Exercise aim
What lines in the records below hold the string "data"? Please show them.

Information provided
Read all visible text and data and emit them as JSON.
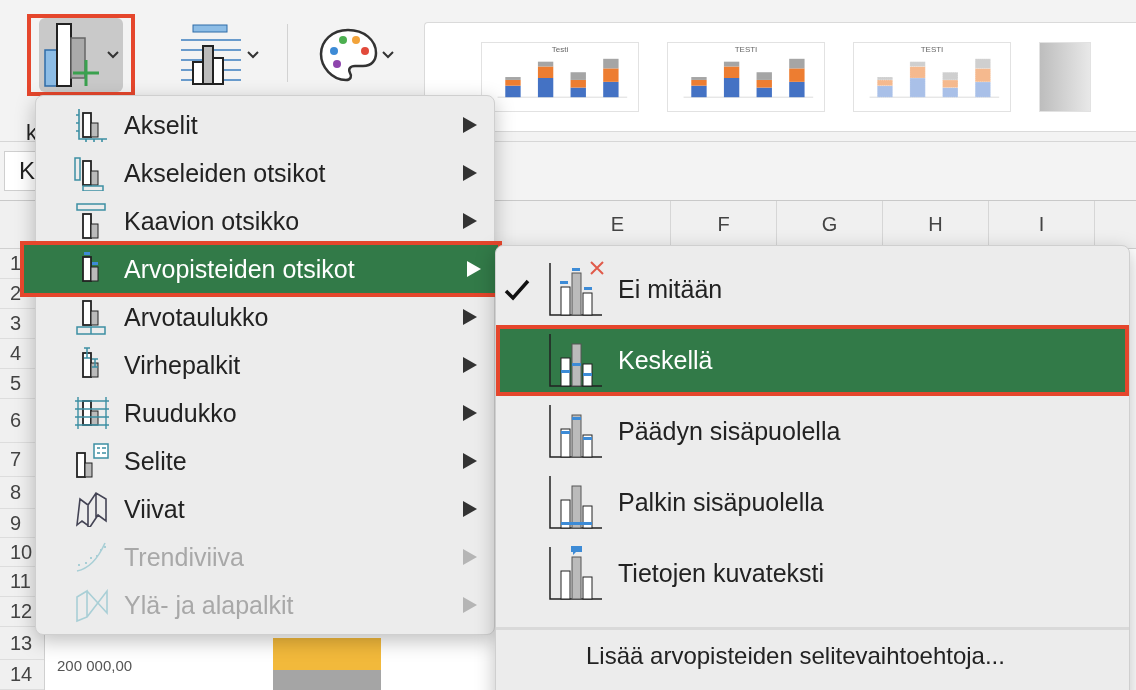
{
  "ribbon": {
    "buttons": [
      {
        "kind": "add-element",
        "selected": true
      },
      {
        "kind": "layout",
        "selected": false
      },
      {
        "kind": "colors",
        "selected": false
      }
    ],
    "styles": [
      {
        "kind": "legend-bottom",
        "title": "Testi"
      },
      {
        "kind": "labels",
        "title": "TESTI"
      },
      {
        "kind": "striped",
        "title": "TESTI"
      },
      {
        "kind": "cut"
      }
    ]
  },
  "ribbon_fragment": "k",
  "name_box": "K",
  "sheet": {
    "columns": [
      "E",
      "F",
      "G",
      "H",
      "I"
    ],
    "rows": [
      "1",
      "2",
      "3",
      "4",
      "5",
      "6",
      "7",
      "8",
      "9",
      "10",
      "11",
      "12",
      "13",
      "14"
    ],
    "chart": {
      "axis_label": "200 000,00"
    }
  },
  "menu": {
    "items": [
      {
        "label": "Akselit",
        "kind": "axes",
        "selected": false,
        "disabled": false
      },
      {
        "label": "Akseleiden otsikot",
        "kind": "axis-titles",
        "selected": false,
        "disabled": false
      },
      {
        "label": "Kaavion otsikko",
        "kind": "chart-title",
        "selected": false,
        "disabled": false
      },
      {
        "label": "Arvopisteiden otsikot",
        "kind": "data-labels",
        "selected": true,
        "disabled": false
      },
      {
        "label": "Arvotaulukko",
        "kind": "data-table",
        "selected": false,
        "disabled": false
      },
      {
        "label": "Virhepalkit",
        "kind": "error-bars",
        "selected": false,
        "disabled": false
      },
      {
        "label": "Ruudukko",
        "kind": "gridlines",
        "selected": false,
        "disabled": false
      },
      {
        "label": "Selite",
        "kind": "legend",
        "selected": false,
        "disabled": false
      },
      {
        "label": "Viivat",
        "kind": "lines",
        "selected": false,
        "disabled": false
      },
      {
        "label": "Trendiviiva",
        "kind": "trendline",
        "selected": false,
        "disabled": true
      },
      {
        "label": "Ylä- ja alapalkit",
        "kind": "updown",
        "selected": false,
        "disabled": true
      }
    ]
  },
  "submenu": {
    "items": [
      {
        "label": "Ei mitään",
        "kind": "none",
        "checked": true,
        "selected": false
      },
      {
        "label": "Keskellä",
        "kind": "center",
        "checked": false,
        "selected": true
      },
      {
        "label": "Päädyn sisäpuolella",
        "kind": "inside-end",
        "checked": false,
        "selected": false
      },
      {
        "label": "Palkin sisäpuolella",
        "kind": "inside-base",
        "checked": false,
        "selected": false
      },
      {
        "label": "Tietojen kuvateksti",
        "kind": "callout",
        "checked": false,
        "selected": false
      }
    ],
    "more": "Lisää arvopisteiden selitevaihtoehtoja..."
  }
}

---

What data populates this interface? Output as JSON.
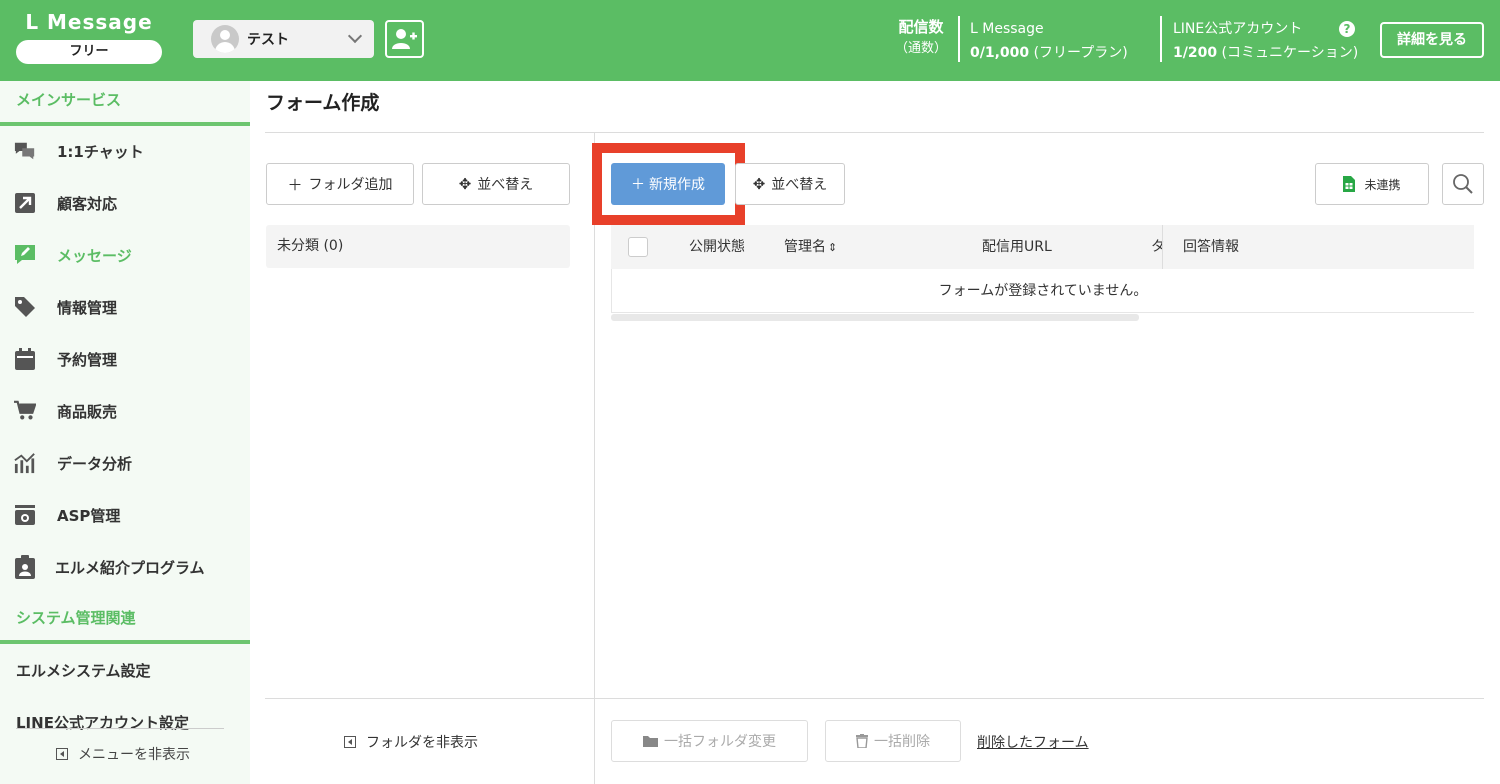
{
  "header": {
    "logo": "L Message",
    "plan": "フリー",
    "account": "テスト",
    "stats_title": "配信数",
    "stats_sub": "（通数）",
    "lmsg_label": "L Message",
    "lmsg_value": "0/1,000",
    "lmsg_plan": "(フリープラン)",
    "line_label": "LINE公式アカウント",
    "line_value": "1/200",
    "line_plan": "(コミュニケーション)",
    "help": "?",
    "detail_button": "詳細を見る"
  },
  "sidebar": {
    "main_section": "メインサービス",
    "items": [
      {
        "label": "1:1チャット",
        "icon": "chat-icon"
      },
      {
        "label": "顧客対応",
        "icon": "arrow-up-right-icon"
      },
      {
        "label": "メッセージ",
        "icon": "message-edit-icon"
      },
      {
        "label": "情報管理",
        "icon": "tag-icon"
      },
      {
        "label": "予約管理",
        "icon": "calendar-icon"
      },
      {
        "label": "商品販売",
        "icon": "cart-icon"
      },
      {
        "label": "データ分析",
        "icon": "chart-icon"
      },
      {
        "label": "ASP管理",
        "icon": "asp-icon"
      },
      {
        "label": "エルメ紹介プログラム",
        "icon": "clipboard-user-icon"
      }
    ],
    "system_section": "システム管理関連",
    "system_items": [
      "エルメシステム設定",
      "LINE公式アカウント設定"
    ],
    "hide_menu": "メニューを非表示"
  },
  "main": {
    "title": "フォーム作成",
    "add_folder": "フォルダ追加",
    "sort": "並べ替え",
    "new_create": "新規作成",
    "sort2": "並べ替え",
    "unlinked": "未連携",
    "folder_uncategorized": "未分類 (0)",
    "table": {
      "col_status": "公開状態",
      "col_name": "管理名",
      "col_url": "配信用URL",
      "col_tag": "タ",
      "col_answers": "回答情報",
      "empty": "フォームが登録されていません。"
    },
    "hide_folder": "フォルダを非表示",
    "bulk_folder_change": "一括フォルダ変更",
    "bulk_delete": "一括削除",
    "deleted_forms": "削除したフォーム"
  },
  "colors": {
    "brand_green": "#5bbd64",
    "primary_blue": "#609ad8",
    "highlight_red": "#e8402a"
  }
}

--

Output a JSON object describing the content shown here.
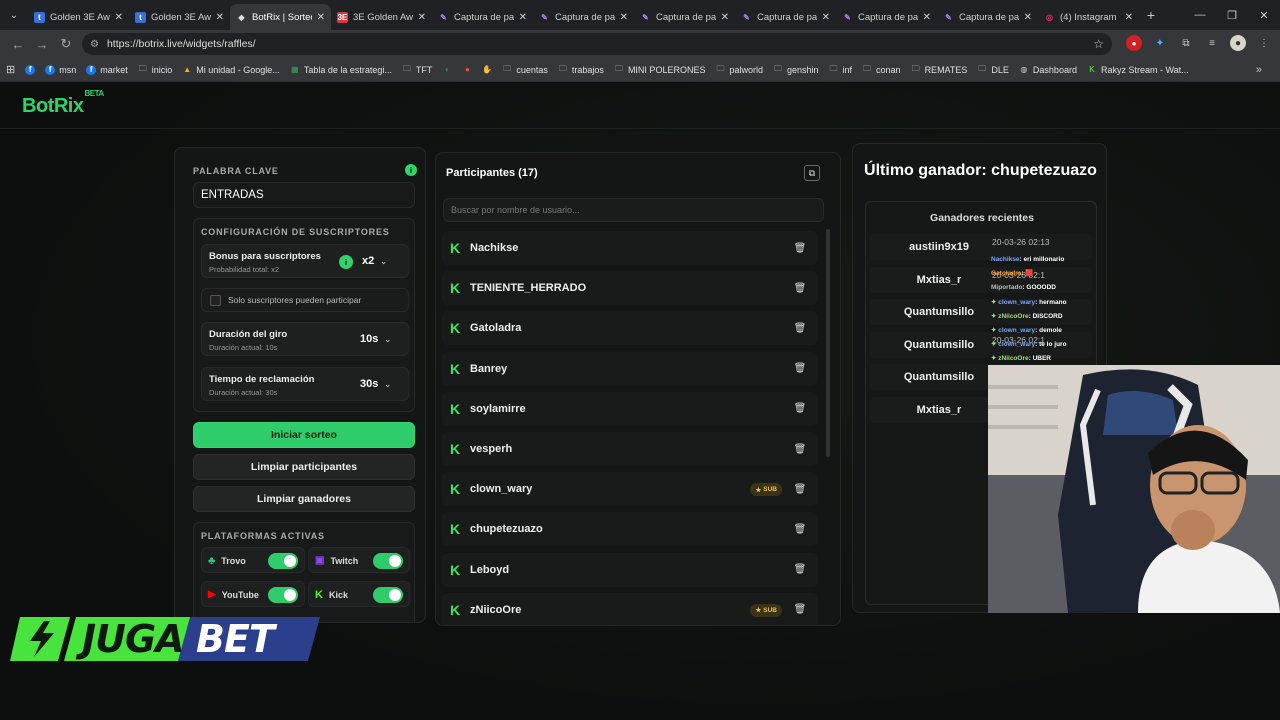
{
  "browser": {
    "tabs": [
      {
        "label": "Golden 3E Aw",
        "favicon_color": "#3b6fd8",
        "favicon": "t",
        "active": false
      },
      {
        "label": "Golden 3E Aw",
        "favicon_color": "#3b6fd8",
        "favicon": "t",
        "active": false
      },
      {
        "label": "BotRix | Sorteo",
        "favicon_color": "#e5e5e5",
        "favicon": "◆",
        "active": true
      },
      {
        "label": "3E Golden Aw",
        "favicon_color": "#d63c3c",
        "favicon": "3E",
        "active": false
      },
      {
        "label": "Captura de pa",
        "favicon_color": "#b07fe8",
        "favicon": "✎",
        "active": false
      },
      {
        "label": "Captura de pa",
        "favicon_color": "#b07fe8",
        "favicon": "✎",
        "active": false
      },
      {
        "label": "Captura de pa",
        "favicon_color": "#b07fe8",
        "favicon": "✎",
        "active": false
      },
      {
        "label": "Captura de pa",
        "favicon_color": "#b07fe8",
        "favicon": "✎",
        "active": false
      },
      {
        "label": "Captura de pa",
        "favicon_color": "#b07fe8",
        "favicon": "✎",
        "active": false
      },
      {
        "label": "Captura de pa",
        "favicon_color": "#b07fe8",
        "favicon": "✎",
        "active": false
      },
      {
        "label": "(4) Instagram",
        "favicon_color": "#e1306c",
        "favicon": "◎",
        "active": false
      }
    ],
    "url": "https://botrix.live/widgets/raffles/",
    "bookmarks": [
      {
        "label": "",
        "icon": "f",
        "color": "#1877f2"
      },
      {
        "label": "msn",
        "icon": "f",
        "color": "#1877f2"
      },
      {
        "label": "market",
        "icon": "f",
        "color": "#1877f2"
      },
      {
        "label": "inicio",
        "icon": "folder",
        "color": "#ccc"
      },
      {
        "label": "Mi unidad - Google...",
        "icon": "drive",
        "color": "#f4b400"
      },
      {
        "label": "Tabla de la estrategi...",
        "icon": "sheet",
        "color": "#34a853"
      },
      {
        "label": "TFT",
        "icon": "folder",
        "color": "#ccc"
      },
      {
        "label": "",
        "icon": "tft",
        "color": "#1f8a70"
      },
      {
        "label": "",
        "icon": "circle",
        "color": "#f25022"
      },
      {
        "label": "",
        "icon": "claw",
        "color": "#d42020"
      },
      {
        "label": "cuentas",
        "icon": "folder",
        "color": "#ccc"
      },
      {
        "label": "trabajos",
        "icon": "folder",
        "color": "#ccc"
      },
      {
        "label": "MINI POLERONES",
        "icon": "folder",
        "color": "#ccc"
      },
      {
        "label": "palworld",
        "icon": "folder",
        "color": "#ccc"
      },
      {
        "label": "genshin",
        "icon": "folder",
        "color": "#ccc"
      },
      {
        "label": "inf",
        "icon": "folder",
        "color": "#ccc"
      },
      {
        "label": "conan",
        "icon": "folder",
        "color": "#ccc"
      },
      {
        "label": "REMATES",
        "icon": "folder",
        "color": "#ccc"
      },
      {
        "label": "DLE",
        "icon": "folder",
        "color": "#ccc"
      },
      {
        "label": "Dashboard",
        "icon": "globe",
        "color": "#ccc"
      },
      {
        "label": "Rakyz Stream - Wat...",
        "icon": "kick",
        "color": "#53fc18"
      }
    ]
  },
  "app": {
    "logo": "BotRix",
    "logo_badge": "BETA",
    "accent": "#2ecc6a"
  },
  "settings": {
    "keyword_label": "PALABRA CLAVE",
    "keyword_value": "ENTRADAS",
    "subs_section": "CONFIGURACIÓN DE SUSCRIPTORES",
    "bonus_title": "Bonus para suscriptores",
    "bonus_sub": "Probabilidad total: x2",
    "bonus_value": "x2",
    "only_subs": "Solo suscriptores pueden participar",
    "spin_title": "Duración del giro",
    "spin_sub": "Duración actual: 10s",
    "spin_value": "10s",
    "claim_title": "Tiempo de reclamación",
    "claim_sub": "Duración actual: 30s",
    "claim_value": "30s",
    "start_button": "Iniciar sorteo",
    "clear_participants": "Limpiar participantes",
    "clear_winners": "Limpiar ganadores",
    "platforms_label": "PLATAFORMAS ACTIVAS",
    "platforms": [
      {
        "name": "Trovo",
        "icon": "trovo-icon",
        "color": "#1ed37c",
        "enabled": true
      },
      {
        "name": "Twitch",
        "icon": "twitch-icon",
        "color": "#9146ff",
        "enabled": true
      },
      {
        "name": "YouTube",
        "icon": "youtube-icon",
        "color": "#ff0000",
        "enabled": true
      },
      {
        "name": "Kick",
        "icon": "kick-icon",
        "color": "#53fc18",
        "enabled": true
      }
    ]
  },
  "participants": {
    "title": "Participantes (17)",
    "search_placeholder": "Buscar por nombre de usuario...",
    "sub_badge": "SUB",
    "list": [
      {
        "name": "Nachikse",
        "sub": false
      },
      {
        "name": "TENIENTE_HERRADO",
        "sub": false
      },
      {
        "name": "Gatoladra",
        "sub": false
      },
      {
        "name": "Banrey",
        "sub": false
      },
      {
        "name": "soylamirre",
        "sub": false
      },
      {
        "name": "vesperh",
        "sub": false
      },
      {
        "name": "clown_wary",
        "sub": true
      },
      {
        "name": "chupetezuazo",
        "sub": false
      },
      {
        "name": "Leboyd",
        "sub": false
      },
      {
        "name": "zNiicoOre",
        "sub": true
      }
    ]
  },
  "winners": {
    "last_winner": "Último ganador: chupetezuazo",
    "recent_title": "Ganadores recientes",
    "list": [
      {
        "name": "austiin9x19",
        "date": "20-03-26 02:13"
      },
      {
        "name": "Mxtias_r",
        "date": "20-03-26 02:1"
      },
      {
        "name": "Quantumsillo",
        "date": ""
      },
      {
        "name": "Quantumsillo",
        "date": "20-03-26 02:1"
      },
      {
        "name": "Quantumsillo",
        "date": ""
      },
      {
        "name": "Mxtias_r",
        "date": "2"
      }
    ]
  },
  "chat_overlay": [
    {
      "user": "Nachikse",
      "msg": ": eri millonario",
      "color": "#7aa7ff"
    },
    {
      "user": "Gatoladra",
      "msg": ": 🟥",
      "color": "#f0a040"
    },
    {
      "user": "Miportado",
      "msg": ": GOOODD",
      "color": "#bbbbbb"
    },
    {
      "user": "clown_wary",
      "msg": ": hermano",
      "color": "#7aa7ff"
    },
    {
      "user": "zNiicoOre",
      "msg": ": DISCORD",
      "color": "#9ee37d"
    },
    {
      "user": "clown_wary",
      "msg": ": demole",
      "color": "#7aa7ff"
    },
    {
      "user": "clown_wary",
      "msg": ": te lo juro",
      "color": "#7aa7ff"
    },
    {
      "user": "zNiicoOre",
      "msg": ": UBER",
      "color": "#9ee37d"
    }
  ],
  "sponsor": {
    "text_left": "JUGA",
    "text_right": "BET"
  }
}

Solved exercise
Read all visible text and data and emit them as JSON.
        "kind": "data-labels",
        "kind": "data-table",
What data populates this interface? Output as JSON.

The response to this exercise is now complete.